During my time in Tanzania, I have had the pleasure of hosting many friends, family and professional colleagues during their travels in East Africa.
While at the outset of every visit is how best to plan to see natural wonders such as the Serengeti or Mount Kilimanjaro, it is often more remarkable that the common questions arising are much more practical in nature.
After obvious discussions about meals and accommodations, the inevitable concern is always about cleanliness.
Whether based on fact or largely driven by fiction, the overriding conception of Africa is that it is a filthy place and by association its people are equally dirty.
While the images of sprawling plains and soaring mountains conjure visions of the Earth’s last pristine landscapes, it is often heartbreaking that the media depicting people are those of town and villages in a nightmare of disease and squalor.
To be sure, a picture is worth a thousand words.

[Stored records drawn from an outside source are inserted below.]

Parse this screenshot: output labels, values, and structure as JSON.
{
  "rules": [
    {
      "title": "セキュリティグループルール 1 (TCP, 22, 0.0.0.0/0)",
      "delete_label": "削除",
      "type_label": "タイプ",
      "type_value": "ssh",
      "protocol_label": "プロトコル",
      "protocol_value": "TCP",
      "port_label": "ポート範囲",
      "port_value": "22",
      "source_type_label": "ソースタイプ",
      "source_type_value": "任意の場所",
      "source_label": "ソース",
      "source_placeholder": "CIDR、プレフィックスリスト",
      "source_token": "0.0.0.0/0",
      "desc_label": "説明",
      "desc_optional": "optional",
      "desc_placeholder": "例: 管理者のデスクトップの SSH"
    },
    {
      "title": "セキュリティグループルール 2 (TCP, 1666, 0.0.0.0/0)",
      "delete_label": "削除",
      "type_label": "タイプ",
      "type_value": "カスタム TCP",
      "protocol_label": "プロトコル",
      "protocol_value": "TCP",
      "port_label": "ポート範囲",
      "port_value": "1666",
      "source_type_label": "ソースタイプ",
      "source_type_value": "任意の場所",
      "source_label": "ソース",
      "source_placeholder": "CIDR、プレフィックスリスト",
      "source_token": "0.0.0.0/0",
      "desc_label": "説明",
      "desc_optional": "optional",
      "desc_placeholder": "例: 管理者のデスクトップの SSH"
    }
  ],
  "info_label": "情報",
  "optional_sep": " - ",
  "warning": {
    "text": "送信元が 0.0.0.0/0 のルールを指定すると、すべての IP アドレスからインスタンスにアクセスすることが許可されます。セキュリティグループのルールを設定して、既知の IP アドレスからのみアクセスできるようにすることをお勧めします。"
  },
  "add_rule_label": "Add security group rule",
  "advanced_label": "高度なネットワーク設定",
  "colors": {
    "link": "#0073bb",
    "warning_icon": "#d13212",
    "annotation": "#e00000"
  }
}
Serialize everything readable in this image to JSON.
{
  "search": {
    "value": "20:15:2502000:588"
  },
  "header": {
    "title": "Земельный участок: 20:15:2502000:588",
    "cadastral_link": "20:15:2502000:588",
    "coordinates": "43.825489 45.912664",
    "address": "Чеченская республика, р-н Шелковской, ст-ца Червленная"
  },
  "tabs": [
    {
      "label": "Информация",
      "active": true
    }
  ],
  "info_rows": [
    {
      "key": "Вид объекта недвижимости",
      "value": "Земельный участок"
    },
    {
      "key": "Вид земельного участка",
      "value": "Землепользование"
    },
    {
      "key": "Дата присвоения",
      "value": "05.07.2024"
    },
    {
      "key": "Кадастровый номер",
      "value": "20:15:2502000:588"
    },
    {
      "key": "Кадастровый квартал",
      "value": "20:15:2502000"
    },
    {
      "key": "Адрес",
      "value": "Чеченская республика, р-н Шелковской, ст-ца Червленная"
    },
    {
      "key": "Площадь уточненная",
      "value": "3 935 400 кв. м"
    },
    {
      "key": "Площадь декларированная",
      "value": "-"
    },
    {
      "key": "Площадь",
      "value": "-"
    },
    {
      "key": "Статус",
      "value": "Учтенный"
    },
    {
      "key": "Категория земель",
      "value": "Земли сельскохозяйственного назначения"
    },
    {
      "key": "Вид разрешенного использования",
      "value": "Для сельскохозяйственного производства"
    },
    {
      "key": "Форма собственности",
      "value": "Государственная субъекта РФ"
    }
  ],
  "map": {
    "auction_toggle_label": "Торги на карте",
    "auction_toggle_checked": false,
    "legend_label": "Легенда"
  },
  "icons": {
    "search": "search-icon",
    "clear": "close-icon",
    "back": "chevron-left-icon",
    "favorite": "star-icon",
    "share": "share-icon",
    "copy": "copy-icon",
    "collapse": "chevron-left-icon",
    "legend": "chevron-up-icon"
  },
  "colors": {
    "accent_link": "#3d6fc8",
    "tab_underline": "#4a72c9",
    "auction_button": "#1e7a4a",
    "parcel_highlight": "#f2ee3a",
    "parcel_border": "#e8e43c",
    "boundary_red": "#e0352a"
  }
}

It is true that many towns are literally ravaged by waste in the form of litter and insufficient sewage systems.
It is true that many villages are impoverished with few basic amenities such as clean water. However, it is a total myth that the people surrounded by these conditions are themselves inherently "unclean."
The fact of the matter is that Tanzanians are, by and large, the cleanest people I have ever known in my life.
Every morning it is almost mandatory to sweep the yard, including the sand, in front of one’s home.
Before every meal, I am presented with a jug of water and bowl to wash my hands.
I have been chastised in the village for wiping my nose at the table and reminded to wash my banana before peeling.
When shaking hands, if either party is doubtful as to their cleanliness, it is customary to present one’s wrist.
There is a reason that all schools require uniforms — it is frowned upon to go out in public without washed and pressed clothes.
Despite the local customs, the perception of Africa, and by default Africans, persist in the minds of many as one tarnished with grit and grime.
Yet more than behaviour or character, hygiene in Tanzania is largely constrained by a lack of the proper tools.
Without water, it is impossible to wash anything.
Without infrastructure like sewage systems, roads and waste collection, it is nothing short of fantasy to believe in maintaining modern washrooms, septic tanks or garbage dumps.
The oddest consequence to the circumstances of limited means among Tanzanians is their natural response and reaction to dirt in general. Namely, get it as far away as fast as possible.
For many who do not have running water, far less access to a sewage pipe, proposing an indoor toilet within one’s personal home is rightfully viewed as nonsense.
While there is abundant litter on many streets that could be disposed of at home, it should also be considered that there are virtually no public garbage cans, men or trucks.
In both instances, the answer among Tanzanians is always why on earth would anyone literally want to live closer to their waste when there is no means to remove it?
To an almost tragic degree, the confounding reality here is that there is so little in place to actually support the aspirations of what I can only call a culture averse to filth.
While the discourse on the "cleanliness" of Africa and its people is one that we would like to believe is delivered with dignity and decorum, do not be fooled into thinking that the message is perhaps being lost due to subtlety. There are very few occasions that I can recall when I have had to excuse myself from gatherings with Tanzanians due to emotion.
Among the lone times that I can count myself as being brought to tears among friends and loved ones have been upon listening and learning of their personal perceptions of being a "dirty" African and hearing their jesting reminders to "wash the black away."
At moments such as these, it is always the stain of my conscience, more than the spot on the shirt or the company I keep, that is insufferably unclean.
» Josh Sebastian is from Brandon-Westman and is currently working on international development projects in Tanzania, East Africa.
Republished from the Brandon Sun print edition November 26, 2012